Statistical analysis was performed using SAS software version 9.4 for Windows (Cary, NC: SAS Institute Inc.). Statistical significance was set at p < 0.05. Distribution of demographic variables were presented as mean, median, standard deviation, minimum and maximum for age at 1st dose and frequency and percent for sex and race variables for the entire cohort as well as by the infection status. sVNT% neutralizing antibody level results were presented as box-plot for each time point, and pairwise comparisons between the time points were performed using Mann–Whitney U test. For T cell analysis, the IFN-γ levels were compared using one-way ANOVA followed by Tukey’s multiple comparison tests. Safety data was presented as frequency and percent and were compared between 1st and 2nd dose using McNemar test.
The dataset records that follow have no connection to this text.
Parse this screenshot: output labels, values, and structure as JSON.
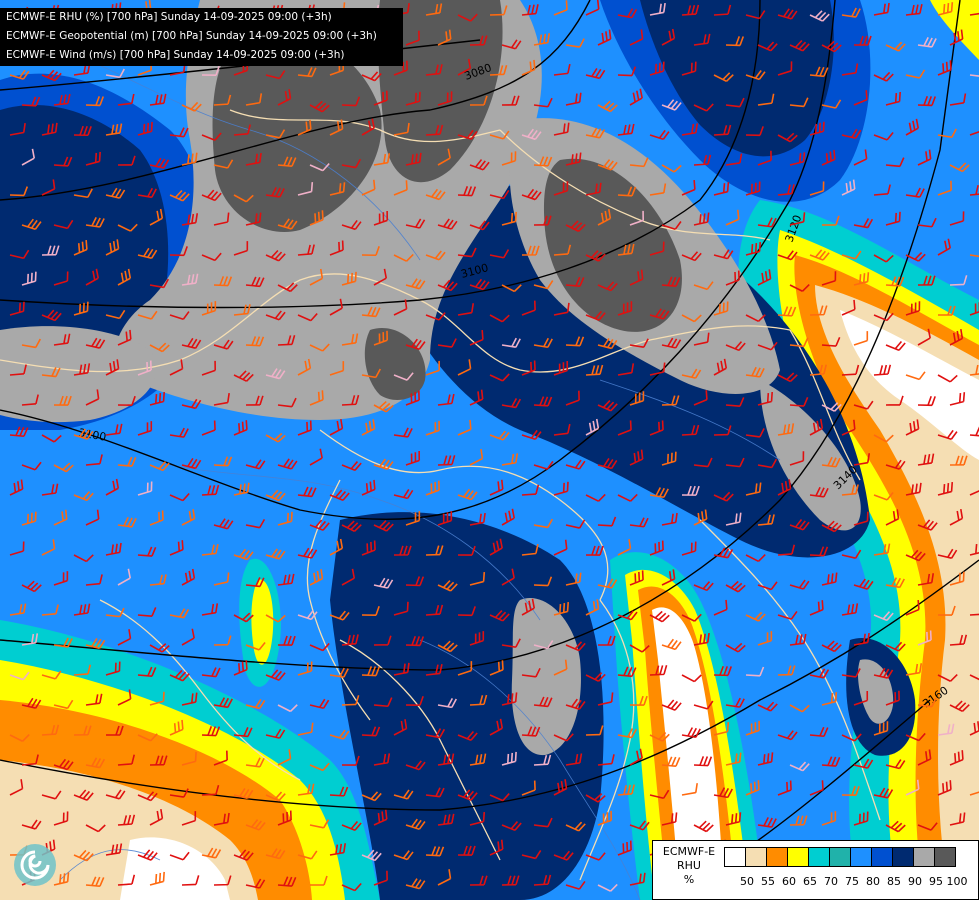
{
  "header": {
    "line1": "ECMWF-E RHU (%) [700 hPa] Sunday 14-09-2025 09:00 (+3h)",
    "line2": "ECMWF-E Geopotential (m) [700 hPa] Sunday 14-09-2025 09:00 (+3h)",
    "line3": "ECMWF-E Wind (m/s) [700 hPa] Sunday 14-09-2025 09:00 (+3h)"
  },
  "legend": {
    "title_line1": "ECMWF-E",
    "title_line2": "RHU",
    "title_line3": "%",
    "ticks": [
      "50",
      "55",
      "60",
      "65",
      "70",
      "75",
      "80",
      "85",
      "90",
      "95",
      "100"
    ],
    "colors": [
      "#ffffff",
      "#f5deb3",
      "#ff8c00",
      "#ffff00",
      "#00ced1",
      "#20b2aa",
      "#1e90ff",
      "#0050d0",
      "#002a70",
      "#a9a9a9",
      "#595959"
    ]
  },
  "contours": [
    {
      "label": "3080"
    },
    {
      "label": "3100"
    },
    {
      "label": "3100"
    },
    {
      "label": "3120"
    },
    {
      "label": "3140"
    },
    {
      "label": "3160"
    }
  ],
  "colors": {
    "contour": "#000000",
    "borders": "#f5deb3",
    "rivers": "#4a7fd0",
    "barb_red": "#e01010",
    "barb_orange": "#ff6a10",
    "barb_pink": "#f0b0c8"
  },
  "icons": [
    "ecmwf-logo-icon",
    "wind-barb-icon"
  ]
}
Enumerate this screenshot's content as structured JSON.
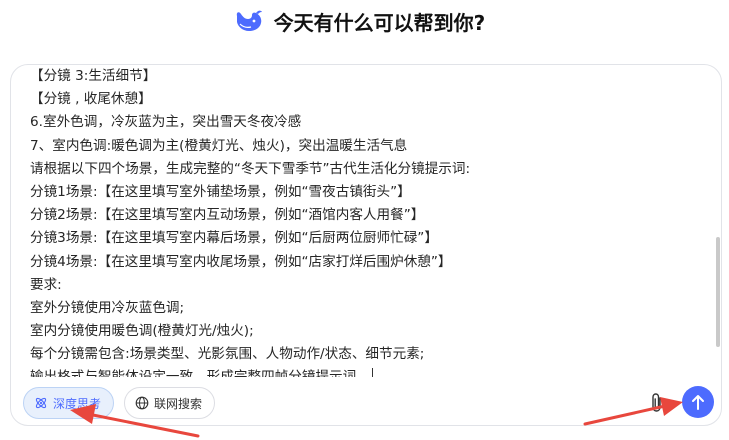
{
  "header": {
    "title": "今天有什么可以帮到你?",
    "logo_icon": "whale-logo-icon",
    "brand_color": "#4d6bfe"
  },
  "composer": {
    "lines": [
      "【分镜 3:生活细节】",
      "【分镜 , 收尾休憩】",
      "6.室外色调，冷灰蓝为主，突出雪天冬夜冷感",
      "7、室内色调:暖色调为主(橙黄灯光、烛火)，突出温暖生活气息",
      "请根据以下四个场景，生成完整的“冬天下雪季节”古代生活化分镜提示词:",
      "分镜1场景:【在这里填写室外铺垫场景，例如“雪夜古镇街头”】",
      "分镜2场景:【在这里填写室内互动场景，例如“酒馆内客人用餐”】",
      "分镜3场景:【在这里填写室内幕后场景，例如“后厨两位厨师忙碌”】",
      "分镜4场景:【在这里填写室内收尾场景，例如“店家打烊后围炉休憩”】",
      "要求:",
      "室外分镜使用冷灰蓝色调;",
      "室内分镜使用暖色调(橙黄灯光/烛火);",
      "每个分镜需包含:场景类型、光影氛围、人物动作/状态、细节元素;",
      "输出格式与智能体设定一致，形成完整四帧分镜提示词。"
    ]
  },
  "toolbar": {
    "deep_think_label": "深度思考",
    "deep_think_icon": "atom-icon",
    "web_search_label": "联网搜索",
    "web_search_icon": "globe-icon",
    "attach_icon": "paperclip-icon",
    "send_icon": "arrow-up-icon"
  },
  "colors": {
    "accent": "#4d6bfe",
    "annotation_arrow": "#e8473d"
  }
}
To investigate the association between neutralizing antibody levels which is represented by sVNT and breakthrough infection risk, sVNT levels (%) at visit 2 (post-dose 1) and visit 3 (post-dose 2) were stratified into tertiles (top tertile = 1st tertile, middle tertile = 2nd tertile and bottom tertile = 3rd tertile). Kaplan–Meier plots were generated for the time to SARS-CoV-2 infection between sVNT levels of 1st tertile vs 2nd/3rd tertile at visit 2 and visit 3. Differences between 1st tertile vs 2nd/3rd tertile were assessed via log-rank test. Finally, Cox regression analysis was performed and the results were presented as adjusted hazard ratio (HR) and 95% confidence interval (CI) controlling for age and sex. The adequacy of the Cox regression model was assessed via checking the proportional hazards assumption by cumulative sums of martingale residuals over follow-up times or covariate values. Firth’s penalised likelihood approach was applied to reduce bias in parameter estimates.